In January 2007, the then Northern Ireland Police Ombudsman, Nuala O’Loan, issued her long-awaited report into allegations of collusion between members of the Royal Ulster Constabulary Special Branch and the Ulster Volunteer Force (UVF) in North Belfast. UVF members based in the Mount Vernon estate enjoyed RUC Special Branch protection for murders and other serious crimes as they worked as informers for the Special Branch.

Special Branch (SB) officers ensured the murderers were not caught and even “baby-sat” them during police interviews to help them avoid incriminating themselves when questioned by CID officers. The same SB officers “created false notes” and blocked searches for UVF weapons.

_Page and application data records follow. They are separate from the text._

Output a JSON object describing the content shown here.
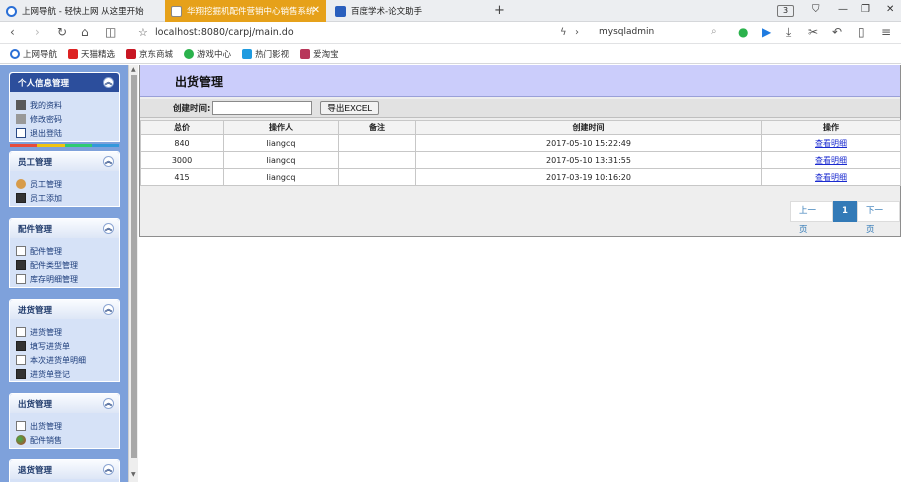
{
  "browser": {
    "tabs": [
      {
        "title": "上网导航 - 轻快上网 从这里开始"
      },
      {
        "title": "华翔挖掘机配件营销中心销售系统"
      },
      {
        "title": "百度学术-论文助手"
      }
    ],
    "new_tab": "+",
    "tab_count": "3",
    "url": "localhost:8080/carpj/main.do",
    "search_text": "mysqladmin",
    "bookmarks": [
      "上网导航",
      "天猫精选",
      "京东商城",
      "游戏中心",
      "热门影视",
      "爱淘宝"
    ]
  },
  "sidebar": {
    "panels": [
      {
        "title": "个人信息管理",
        "items": [
          "我的资料",
          "修改密码",
          "退出登陆"
        ]
      },
      {
        "title": "员工管理",
        "items": [
          "员工管理",
          "员工添加"
        ]
      },
      {
        "title": "配件管理",
        "items": [
          "配件管理",
          "配件类型管理",
          "库存明细管理"
        ]
      },
      {
        "title": "进货管理",
        "items": [
          "进货管理",
          "填写进货单",
          "本次进货单明细",
          "进货单登记"
        ]
      },
      {
        "title": "出货管理",
        "items": [
          "出货管理",
          "配件销售"
        ]
      },
      {
        "title": "退货管理",
        "items": []
      }
    ],
    "active_color": "#2c4e9c"
  },
  "main": {
    "title": "出货管理",
    "filter_label": "创建时间:",
    "filter_value": "",
    "export_label": "导出EXCEL",
    "table": {
      "headers": [
        "总价",
        "操作人",
        "备注",
        "创建时间",
        "操作"
      ],
      "rows": [
        {
          "total": "840",
          "operator": "liangcq",
          "remark": "",
          "created": "2017-05-10 15:22:49",
          "action": "查看明细"
        },
        {
          "total": "3000",
          "operator": "liangcq",
          "remark": "",
          "created": "2017-05-10 13:31:55",
          "action": "查看明细"
        },
        {
          "total": "415",
          "operator": "liangcq",
          "remark": "",
          "created": "2017-03-19 10:16:20",
          "action": "查看明细"
        }
      ]
    },
    "pager": {
      "prev": "上一页",
      "current": "1",
      "next": "下一页"
    }
  }
}
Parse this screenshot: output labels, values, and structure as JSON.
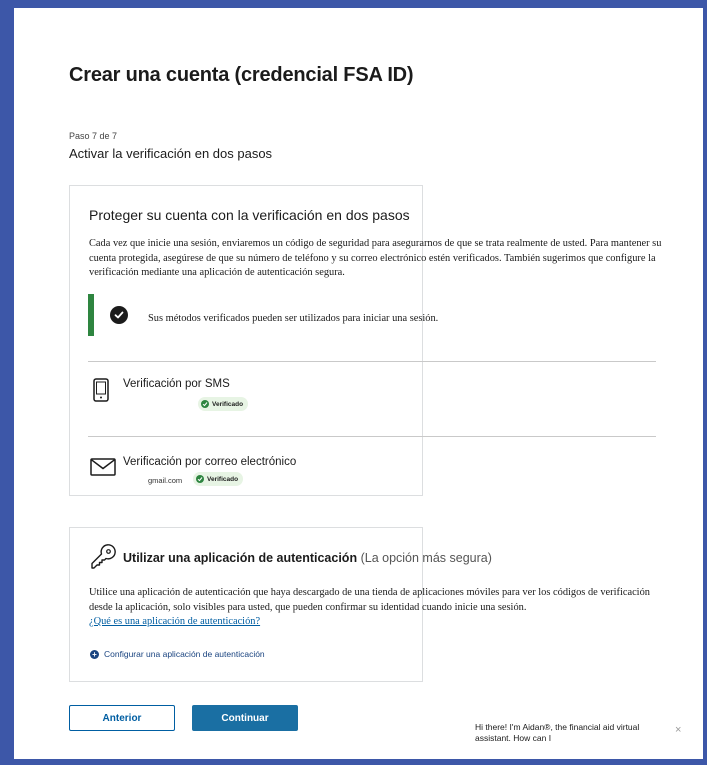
{
  "header": {
    "title": "Crear una cuenta (credencial FSA ID)",
    "step_label": "Paso 7 de 7",
    "step_title": "Activar la verificación en dos pasos"
  },
  "protect": {
    "title": "Proteger su cuenta con la verificación en dos pasos",
    "description": "Cada vez que inicie una sesión, enviaremos un código de seguridad para asegurarnos de que se trata realmente de usted. Para mantener su cuenta protegida, asegúrese de que su número de teléfono y su correo electrónico estén verificados. También sugerimos que configure la verificación mediante una aplicación de autenticación segura.",
    "alert_text": "Sus métodos verificados pueden ser utilizados para iniciar una sesión."
  },
  "methods": {
    "sms": {
      "title": "Verificación por SMS",
      "badge": "Verificado",
      "icon": "phone-icon"
    },
    "email": {
      "title": "Verificación por correo electrónico",
      "value": "gmail.com",
      "badge": "Verificado",
      "icon": "envelope-icon"
    }
  },
  "auth_app": {
    "title": "Utilizar una aplicación de autenticación",
    "subtitle": "(La opción más segura)",
    "description": "Utilice una aplicación de autenticación que haya descargado de una tienda de aplicaciones móviles para ver los códigos de verificación desde la aplicación, solo visibles para usted, que pueden confirmar su identidad cuando inicie una sesión.",
    "link": "¿Qué es una aplicación de autenticación?",
    "setup_label": "Configurar una aplicación de autenticación",
    "icon": "key-icon"
  },
  "buttons": {
    "back": "Anterior",
    "next": "Continuar"
  },
  "chat": {
    "message": "Hi there! I'm Aidan®, the financial aid virtual assistant. How can I",
    "close": "×"
  },
  "colors": {
    "frame": "#3d57a8",
    "success": "#2e8540",
    "primary": "#1a6fa3",
    "link": "#005ea2"
  }
}
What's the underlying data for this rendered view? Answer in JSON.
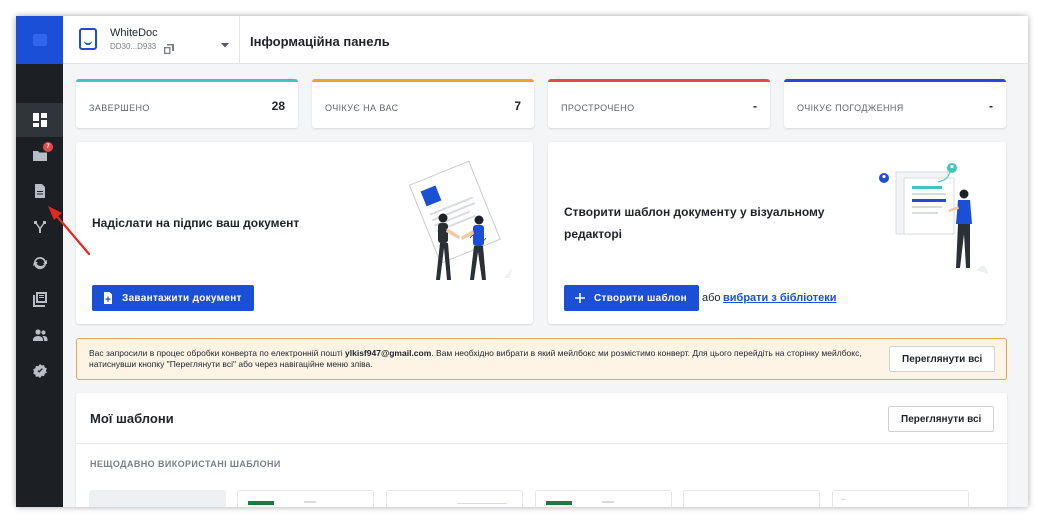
{
  "app": {
    "workspace_name": "WhiteDoc",
    "workspace_id": "DD30...D933",
    "page_title": "Інформаційна панель",
    "accent": "#1b4fd6"
  },
  "sidebar": {
    "items": [
      {
        "icon": "dashboard-icon",
        "active": true
      },
      {
        "icon": "folder-icon",
        "badge": "7"
      },
      {
        "icon": "document-icon"
      },
      {
        "icon": "workflow-fork-icon"
      },
      {
        "icon": "sync-icon"
      },
      {
        "icon": "library-icon"
      },
      {
        "icon": "users-icon"
      },
      {
        "icon": "settings-icon"
      }
    ]
  },
  "stats": [
    {
      "label": "ЗАВЕРШЕНО",
      "value": "28",
      "color": "#3cc7b9"
    },
    {
      "label": "ОЧІКУЄ НА ВАС",
      "value": "7",
      "color": "#f0a42a"
    },
    {
      "label": "ПРОСТРОЧЕНО",
      "value": "-",
      "color": "#e5484d"
    },
    {
      "label": "ОЧІКУЄ ПОГОДЖЕННЯ",
      "value": "-",
      "color": "#1b4fd6"
    }
  ],
  "cards": {
    "upload": {
      "title": "Надіслати на підпис ваш документ",
      "button": "Завантажити документ"
    },
    "template": {
      "title_line1": "Створити шаблон документу у візуальному",
      "title_line2": "редакторі",
      "button": "Створити шаблон",
      "or_text": "або",
      "link": "вибрати з бібліотеки"
    }
  },
  "notice": {
    "text_before": "Вас запросили в процес обробки конверта по електронній пошті ",
    "email": "ylkisf947@gmail.com",
    "text_after": ". Вам необхідно вибрати в який мейлбокс ми розмістимо конверт. Для цього перейдіть на сторінку мейлбокс, натиснувши кнопку \"Переглянути всі\" або через навігаційне меню зліва.",
    "button": "Переглянути всі"
  },
  "templates": {
    "title": "Мої шаблони",
    "view_all": "Переглянути всі",
    "recent_label": "НЕЩОДАВНО ВИКОРИСТАНІ ШАБЛОНИ"
  }
}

Mark Haddock, one of the leaders of the UVF unit in Mount Vernon, was even paid almost £80,000 by the SB. Haddock is due to go on trial at Laganside Courts in Belfast on Tuesday for the murder of a rival paramilitary figure, Tommy English of the Ulster Defence Association (UDA), during a vicious feud in 2000. Ironically, two former comrades of Haddock’s, David and Robert Stewart, have informed on the former informer and are to give evidence against him. Both men are doing time for their own role in English’s murder. Thirteen other members of the Mount Vernon UVF will stand trial alongside Haddock.

The UVF attempted to assassinate Haddock in May 2006 when he was exposed as a tout. He survived the attempt despite being shot six times. He has been in protective custody since then.

In the past week, banners condemning supergrass trials have appeared in loyalist areas of Belfast where the UVF are strong. The organisation hopes to capitalise on resentment that most police ‘historic enquiries’ into murders and other crimes committed during the Troubles seem to involve loyalists disproportionably.

The UVF have lost a lot of popular support since the murder last May of Bobby Moffett in broad daylight on the Shankill Road in Belfast.

The war is over, most Ulster people say, so what is the UVF for?

Evidence at the trial is likely to dent the UVF’s overblown self-image as ‘the people’s army’, so it’s reasonable to expect a violent reaction from its embattled leadership in another bout of rioting on the streets of North Belfast.

There may be trouble ahead…